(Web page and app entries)
Segment Open

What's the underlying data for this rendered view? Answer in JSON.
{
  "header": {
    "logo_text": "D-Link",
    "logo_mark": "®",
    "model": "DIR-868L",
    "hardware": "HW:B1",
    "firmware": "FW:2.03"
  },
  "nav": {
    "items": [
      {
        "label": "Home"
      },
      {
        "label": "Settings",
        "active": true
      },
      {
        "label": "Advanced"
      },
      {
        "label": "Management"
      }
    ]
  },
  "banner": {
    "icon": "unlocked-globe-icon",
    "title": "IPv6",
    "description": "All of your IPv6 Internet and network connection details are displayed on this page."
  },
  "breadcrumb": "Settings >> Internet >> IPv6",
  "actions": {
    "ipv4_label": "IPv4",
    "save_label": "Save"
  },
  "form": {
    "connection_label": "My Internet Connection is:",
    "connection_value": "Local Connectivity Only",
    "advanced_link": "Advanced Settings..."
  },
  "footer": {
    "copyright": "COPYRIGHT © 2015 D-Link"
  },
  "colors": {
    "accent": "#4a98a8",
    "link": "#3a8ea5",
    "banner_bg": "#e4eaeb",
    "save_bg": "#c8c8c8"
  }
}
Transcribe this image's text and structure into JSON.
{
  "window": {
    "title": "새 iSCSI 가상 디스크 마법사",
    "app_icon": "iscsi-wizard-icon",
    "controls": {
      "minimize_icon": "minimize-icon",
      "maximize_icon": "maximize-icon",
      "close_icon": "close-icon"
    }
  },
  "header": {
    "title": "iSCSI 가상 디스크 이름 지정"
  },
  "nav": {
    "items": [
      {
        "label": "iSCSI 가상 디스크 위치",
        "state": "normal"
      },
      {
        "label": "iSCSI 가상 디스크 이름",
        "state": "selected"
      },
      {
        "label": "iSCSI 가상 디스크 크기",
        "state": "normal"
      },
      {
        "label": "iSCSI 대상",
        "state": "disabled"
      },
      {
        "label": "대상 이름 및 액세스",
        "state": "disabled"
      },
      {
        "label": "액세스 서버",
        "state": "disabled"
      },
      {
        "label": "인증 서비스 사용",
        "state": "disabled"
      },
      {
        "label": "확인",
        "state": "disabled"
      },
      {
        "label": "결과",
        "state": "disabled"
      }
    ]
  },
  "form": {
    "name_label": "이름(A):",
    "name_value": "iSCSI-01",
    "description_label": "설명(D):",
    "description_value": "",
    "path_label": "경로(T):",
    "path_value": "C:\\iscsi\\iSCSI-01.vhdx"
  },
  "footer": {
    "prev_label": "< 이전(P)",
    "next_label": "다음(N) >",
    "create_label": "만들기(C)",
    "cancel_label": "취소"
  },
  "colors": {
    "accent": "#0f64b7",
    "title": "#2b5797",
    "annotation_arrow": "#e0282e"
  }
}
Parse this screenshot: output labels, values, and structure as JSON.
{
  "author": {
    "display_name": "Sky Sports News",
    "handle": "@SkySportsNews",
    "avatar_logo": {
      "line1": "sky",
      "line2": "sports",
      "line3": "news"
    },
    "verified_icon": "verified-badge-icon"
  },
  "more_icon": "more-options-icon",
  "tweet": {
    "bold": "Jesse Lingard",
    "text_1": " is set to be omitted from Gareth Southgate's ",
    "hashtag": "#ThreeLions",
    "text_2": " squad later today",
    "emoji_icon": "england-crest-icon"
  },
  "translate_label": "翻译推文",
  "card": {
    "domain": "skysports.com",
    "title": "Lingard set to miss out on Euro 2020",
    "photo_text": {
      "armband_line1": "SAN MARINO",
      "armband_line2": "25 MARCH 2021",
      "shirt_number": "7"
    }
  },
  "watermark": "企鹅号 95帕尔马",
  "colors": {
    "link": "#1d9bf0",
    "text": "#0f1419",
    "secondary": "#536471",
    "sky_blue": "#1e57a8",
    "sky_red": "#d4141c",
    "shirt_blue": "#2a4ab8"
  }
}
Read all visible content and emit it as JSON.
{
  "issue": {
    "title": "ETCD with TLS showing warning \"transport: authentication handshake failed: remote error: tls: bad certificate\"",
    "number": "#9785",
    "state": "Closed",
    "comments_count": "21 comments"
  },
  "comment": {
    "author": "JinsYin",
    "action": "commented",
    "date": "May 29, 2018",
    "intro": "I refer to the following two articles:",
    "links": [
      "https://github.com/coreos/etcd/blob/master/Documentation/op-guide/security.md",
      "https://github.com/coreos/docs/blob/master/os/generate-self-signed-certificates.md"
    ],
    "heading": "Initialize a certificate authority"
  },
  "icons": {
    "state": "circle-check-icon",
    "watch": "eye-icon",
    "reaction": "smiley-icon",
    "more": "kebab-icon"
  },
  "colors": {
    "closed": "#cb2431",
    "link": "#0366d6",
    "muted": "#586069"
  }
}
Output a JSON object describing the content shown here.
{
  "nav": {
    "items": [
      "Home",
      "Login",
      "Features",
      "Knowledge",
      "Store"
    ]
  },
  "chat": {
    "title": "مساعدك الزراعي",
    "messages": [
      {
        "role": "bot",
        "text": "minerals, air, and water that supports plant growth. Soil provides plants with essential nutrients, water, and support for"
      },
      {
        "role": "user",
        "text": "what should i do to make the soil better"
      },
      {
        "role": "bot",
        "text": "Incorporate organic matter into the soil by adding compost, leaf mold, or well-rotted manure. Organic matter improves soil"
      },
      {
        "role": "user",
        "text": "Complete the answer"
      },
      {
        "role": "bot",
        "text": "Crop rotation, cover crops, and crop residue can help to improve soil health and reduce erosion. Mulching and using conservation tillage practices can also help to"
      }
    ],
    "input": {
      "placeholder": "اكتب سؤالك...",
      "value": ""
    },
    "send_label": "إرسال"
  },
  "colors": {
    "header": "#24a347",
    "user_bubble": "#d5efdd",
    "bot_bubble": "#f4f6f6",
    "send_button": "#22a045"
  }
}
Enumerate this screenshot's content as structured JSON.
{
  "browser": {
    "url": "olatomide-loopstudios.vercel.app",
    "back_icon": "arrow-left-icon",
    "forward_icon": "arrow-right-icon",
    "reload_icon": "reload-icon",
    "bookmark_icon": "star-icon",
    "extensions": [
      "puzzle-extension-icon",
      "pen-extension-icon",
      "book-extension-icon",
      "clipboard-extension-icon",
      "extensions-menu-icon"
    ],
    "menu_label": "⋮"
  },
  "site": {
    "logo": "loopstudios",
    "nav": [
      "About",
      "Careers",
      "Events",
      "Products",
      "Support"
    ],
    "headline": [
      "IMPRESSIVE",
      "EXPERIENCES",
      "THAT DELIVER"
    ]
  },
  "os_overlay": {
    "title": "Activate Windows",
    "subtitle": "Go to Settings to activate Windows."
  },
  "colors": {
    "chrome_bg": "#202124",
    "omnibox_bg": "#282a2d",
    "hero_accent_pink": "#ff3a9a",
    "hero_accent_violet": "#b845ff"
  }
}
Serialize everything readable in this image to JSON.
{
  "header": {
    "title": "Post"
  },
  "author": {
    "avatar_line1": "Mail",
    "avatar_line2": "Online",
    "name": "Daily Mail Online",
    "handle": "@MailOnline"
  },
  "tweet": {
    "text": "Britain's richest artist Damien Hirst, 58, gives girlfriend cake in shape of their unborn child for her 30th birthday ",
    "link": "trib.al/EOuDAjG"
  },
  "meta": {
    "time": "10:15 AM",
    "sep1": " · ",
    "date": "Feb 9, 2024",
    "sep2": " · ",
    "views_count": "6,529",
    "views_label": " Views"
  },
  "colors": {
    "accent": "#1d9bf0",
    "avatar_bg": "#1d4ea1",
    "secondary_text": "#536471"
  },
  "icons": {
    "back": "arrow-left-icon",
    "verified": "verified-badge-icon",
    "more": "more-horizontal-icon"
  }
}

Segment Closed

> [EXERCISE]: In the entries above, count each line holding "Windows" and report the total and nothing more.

> [ANSWER BOX]: 2